Her suggestion was to use the way of love.
“When we carry God’s presence, when we learn to release God’s presence into broken situations, what’s essentially happening is we are setting out to give people an encounter with love,” Jonna said. “Put simply, everyone we meet should walk away from us feeling loved.”
It’s God’s love and kindness that leads people to repentance, she explained.
If there is a situation that someone feels a longing to fix or restore, the best way is to pray that God will give us his view of that situation and teach us to see through the eyes of love.
Saying that this can be hard to do, Jonna asked viewers not to attempt it if they are not anchored in the Lord. Otherwise they will be giving from a place of emptiness, she said.
“For this reason, intimacy with the Lord is our greatest weapon,” Jonna said before turning the talk over to Jim. “It is of utmost importance.
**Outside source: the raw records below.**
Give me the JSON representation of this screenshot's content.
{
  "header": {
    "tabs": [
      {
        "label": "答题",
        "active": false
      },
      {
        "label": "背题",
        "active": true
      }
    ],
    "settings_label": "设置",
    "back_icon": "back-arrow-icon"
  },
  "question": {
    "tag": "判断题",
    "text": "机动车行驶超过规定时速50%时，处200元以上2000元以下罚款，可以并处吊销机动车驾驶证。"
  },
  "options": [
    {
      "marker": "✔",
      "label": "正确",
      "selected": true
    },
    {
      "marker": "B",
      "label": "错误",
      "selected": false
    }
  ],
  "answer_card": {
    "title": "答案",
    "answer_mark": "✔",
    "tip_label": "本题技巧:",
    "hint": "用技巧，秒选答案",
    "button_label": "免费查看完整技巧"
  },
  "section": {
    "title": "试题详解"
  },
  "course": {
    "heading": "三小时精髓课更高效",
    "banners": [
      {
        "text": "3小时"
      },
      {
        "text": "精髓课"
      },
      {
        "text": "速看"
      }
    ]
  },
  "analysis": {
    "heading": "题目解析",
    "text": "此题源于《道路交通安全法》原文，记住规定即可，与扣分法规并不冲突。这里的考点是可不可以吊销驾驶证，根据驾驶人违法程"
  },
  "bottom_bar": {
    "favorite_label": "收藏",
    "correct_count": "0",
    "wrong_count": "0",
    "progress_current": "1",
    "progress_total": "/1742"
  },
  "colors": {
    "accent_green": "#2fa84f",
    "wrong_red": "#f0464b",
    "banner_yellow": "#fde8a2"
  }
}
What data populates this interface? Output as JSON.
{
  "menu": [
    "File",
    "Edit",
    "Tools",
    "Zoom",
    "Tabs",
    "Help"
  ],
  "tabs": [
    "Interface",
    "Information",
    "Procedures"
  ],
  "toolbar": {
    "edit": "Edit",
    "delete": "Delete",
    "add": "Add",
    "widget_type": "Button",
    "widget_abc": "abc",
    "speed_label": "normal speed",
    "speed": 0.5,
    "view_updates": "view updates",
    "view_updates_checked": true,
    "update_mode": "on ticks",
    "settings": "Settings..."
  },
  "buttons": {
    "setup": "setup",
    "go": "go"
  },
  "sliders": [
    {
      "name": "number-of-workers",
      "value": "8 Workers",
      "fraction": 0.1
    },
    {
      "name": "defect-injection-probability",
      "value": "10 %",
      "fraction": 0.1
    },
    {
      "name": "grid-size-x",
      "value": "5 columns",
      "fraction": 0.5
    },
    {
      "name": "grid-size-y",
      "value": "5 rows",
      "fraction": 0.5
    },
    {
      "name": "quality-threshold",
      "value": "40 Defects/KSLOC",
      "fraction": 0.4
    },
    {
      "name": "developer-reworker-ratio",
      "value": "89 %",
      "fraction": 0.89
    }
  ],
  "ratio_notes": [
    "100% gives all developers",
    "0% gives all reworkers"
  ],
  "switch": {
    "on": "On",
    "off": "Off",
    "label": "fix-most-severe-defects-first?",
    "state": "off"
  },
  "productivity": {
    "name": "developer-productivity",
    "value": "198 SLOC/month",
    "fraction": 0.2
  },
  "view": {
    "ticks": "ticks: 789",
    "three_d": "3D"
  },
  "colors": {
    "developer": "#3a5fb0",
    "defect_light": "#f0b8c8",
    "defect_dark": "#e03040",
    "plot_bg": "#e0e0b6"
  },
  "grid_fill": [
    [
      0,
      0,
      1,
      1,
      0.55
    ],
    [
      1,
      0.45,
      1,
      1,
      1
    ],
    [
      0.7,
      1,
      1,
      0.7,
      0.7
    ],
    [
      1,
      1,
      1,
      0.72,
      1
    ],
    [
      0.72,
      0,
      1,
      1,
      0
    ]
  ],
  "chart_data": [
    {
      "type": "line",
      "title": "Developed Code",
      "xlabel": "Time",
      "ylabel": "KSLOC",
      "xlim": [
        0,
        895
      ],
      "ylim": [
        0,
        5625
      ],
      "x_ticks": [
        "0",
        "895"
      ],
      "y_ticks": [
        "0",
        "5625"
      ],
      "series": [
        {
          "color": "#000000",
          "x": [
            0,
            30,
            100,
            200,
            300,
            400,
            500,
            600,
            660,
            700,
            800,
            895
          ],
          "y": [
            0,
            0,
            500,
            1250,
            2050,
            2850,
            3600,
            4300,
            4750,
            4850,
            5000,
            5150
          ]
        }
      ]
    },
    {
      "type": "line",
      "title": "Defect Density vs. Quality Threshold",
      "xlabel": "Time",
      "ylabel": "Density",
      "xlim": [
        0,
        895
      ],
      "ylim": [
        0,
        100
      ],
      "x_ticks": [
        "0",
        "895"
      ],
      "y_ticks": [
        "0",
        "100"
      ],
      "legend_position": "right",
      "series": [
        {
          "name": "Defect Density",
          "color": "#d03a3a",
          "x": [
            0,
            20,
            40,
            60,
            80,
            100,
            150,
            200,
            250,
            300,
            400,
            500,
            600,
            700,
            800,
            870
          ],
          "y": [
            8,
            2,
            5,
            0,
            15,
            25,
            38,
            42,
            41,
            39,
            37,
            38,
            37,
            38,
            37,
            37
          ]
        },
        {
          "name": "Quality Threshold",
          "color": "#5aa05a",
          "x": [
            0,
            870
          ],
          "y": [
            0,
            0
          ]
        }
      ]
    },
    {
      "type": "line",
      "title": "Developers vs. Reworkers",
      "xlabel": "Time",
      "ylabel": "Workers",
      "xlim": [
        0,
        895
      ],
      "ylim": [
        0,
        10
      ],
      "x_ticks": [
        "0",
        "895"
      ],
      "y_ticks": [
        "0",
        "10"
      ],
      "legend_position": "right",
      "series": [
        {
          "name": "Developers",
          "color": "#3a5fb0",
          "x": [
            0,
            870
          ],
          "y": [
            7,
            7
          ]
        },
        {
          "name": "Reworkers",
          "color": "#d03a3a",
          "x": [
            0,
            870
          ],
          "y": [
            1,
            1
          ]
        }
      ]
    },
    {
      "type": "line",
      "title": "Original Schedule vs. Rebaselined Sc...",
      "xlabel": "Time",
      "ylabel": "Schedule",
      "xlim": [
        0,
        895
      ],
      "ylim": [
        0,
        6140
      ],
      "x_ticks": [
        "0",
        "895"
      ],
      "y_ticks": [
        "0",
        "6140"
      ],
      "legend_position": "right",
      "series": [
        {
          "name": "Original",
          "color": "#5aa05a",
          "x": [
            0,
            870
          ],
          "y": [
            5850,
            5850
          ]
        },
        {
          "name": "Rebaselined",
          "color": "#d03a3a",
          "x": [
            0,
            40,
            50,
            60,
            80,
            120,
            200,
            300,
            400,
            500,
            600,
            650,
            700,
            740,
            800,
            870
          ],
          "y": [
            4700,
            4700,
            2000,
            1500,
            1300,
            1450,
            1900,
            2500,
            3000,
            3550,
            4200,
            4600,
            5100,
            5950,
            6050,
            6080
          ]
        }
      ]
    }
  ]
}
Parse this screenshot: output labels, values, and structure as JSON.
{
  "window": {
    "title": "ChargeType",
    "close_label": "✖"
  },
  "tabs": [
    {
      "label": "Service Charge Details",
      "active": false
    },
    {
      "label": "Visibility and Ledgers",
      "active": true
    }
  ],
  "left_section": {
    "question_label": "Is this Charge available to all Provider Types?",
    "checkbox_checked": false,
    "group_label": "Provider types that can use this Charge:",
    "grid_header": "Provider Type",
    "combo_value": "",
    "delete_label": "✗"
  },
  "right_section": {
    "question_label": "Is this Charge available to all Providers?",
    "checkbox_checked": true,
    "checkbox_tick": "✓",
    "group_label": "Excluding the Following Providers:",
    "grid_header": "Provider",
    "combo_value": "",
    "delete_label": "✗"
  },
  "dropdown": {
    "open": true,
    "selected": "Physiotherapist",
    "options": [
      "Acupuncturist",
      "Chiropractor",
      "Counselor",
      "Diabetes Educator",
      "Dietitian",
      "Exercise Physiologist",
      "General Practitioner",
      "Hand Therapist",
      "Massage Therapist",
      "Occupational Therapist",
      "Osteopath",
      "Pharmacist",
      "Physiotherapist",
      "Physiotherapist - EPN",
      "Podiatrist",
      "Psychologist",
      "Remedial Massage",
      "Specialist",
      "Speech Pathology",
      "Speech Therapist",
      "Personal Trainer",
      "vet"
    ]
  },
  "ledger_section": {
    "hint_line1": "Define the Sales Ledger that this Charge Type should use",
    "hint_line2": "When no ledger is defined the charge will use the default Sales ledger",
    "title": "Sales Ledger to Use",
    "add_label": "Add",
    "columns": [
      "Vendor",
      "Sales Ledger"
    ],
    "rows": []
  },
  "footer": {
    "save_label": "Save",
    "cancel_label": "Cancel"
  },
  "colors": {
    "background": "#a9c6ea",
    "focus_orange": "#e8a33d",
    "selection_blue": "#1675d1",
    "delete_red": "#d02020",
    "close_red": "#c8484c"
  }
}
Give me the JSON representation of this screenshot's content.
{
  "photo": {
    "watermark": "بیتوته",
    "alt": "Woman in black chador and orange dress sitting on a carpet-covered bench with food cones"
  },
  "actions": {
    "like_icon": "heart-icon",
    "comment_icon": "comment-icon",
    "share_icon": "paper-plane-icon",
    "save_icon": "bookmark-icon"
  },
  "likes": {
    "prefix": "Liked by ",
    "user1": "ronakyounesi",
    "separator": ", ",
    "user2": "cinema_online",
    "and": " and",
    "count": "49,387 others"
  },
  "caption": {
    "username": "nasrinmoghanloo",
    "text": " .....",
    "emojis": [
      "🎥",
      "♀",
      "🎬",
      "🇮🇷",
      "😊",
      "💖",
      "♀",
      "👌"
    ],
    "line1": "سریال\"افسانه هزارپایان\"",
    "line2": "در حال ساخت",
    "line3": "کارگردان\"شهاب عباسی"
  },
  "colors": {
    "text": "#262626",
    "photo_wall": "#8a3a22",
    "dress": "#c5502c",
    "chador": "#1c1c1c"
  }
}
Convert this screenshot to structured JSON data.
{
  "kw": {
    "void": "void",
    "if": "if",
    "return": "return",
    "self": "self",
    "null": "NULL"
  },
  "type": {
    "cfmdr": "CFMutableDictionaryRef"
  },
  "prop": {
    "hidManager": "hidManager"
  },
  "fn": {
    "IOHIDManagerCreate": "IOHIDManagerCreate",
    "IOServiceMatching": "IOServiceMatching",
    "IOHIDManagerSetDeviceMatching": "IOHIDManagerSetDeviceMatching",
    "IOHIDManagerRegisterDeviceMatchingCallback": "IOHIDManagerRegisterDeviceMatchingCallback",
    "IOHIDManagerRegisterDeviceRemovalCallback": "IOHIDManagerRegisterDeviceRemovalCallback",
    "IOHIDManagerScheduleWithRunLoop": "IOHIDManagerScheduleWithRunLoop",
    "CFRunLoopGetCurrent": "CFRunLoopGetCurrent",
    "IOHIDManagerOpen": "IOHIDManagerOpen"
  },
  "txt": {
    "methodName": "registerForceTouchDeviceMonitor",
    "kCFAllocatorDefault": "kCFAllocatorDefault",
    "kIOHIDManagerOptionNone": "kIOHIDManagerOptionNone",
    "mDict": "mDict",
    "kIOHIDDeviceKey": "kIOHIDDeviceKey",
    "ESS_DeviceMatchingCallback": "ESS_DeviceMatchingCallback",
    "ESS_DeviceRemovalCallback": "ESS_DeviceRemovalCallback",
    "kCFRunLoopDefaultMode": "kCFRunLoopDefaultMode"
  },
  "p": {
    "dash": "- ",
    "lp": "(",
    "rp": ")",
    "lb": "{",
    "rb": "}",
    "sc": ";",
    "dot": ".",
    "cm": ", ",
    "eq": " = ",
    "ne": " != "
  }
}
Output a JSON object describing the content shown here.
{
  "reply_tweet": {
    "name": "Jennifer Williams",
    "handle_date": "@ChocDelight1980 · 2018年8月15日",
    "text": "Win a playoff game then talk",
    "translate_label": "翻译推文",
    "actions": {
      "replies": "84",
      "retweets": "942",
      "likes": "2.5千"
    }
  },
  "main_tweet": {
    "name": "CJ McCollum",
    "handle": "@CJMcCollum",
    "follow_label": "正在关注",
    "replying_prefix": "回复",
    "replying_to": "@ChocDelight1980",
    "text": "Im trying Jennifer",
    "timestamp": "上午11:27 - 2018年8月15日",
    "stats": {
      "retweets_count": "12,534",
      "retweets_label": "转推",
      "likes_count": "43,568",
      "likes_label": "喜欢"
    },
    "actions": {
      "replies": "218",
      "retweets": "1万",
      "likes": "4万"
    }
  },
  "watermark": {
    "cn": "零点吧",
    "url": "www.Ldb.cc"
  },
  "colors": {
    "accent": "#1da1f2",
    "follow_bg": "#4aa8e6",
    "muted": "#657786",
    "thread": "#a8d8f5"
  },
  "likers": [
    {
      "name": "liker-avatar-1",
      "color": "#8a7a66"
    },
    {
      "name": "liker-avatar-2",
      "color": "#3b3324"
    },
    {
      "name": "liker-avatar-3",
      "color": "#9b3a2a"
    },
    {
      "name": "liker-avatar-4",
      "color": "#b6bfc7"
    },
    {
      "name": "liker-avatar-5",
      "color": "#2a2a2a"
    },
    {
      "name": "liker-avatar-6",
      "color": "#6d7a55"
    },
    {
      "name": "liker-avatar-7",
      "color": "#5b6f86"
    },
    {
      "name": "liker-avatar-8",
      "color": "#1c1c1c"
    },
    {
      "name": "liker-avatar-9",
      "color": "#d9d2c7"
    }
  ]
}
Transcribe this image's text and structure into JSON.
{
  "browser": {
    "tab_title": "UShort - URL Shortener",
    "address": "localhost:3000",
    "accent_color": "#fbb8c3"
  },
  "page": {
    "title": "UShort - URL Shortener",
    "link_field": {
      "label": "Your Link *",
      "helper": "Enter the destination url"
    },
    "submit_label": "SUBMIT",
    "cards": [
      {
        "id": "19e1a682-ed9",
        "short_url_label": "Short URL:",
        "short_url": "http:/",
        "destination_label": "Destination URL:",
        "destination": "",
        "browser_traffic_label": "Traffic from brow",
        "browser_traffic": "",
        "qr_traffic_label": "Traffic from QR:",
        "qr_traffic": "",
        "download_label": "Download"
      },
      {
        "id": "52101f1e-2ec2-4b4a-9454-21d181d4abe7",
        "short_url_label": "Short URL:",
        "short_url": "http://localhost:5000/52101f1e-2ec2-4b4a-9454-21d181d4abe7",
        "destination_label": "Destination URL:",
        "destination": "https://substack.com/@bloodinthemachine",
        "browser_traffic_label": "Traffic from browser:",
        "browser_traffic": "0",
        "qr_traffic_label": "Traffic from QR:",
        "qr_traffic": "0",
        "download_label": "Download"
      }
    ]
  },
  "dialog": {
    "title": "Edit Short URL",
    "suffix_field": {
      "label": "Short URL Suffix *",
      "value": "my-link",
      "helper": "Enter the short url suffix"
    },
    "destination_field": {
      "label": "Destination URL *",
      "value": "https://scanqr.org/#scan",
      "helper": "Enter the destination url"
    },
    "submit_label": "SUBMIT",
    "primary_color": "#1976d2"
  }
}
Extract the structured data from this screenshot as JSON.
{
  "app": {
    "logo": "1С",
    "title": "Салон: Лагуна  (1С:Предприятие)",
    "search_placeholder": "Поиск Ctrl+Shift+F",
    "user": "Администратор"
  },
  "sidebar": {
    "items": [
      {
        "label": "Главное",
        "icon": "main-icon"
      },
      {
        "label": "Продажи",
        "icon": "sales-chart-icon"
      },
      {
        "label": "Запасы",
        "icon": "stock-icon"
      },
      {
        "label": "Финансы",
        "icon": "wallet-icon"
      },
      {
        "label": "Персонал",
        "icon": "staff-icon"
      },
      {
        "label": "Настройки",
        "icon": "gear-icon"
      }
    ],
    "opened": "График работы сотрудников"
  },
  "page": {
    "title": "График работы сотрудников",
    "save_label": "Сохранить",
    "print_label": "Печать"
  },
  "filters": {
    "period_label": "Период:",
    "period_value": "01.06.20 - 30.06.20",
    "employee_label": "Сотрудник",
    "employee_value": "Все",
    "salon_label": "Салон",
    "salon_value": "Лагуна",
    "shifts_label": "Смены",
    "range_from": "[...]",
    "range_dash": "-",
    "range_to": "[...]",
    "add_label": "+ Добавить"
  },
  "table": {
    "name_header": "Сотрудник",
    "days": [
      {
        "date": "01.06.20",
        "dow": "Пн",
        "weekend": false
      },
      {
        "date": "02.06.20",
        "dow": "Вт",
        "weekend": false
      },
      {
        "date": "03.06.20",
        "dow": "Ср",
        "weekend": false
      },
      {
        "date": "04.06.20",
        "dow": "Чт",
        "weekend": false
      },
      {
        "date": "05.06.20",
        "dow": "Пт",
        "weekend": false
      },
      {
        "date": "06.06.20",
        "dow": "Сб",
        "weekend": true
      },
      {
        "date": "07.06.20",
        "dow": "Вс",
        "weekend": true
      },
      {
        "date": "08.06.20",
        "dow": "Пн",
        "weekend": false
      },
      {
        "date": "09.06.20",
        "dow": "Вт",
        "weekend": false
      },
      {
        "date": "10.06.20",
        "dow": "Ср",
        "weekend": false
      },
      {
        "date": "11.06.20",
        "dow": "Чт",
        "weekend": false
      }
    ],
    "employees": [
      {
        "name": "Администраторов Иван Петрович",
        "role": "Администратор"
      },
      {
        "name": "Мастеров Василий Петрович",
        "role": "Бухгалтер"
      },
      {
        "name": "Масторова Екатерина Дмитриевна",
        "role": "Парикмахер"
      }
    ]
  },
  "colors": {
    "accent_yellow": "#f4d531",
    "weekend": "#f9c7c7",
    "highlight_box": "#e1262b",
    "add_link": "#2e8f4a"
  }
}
For us to be missionary minded we have to be rooted in intimacy with the Lord.”
A STABLE ANCHOR
Jim Schuster said many people go through a cycle of being filled by the Lord’s love and then pouring that out to others, only to be left empty again. He suggested the principle of overflow instead.
“It’s this idea that we can both pour ourselves out in love for others while remaining full ourselves,” he explained. “When we allow the love of God to fill us to overflowing, it can have a tremendous impact on the world around us.”
This requires learning to love by receiving God’s love for us, Jim said, telling them “If we aren’t experiencing the love that Jesus has for us, we have no hope of loving others well.”
“God’s love is always available to us. We can always go back and tap into that love and receive from his love,” he said. “His love is not contingent on my performance. It remains the stable anchor I can always return to.”
In praying, it is important to imagine the Lord is present to us and then receive his affections for us. “Allow the Lord to take you wherever he wants to go in prayer, but remain anchored in his affections the whole time,” Jim said.
He has found that the Lord often wants to talk about his hopes and dreams, because God loves the things that make our hearts come alive. Sometimes he will lead us to an area of pain or correction, but always with love.
“He can fill us to overflowing and we can extend his love and even his affections to those we meet during the day because we’re always tapped into that place of receiving his affections,” Jim said, before leading conference participants in a short time of prayer.
Dan Dúet of Two Twelve Ministries in San Antonio, Texas, returned to the conference for the sixth year to offer praise and worship music, as well as a talk: “It’s One or the Other: What Will I Take with Me into Battle?”
Reminding them of the Scripture passage on which the conference was based, Deuteronomy 31:6, he urged them to be “strong and steadfast” in the face of adversity, “for it is the Lord your God who marches with you. He will never fail or forsake you.”
It is not possible to live God’s will for us unless we are aligned with him and not the other way around, Dúet said.
“We do not create God in our image and likeness and yet that is a message that is permeating through our society,” he told conference participants.
He invited them to get to know the Lord in the Scriptures and sacraments, because “The word of God is truth.”
Deacon Kevin Zeeb of Blessed Sacrament Parish in Morton offered opening and closing remarks and prayers. Chairing the conference was Cady Nosbisch.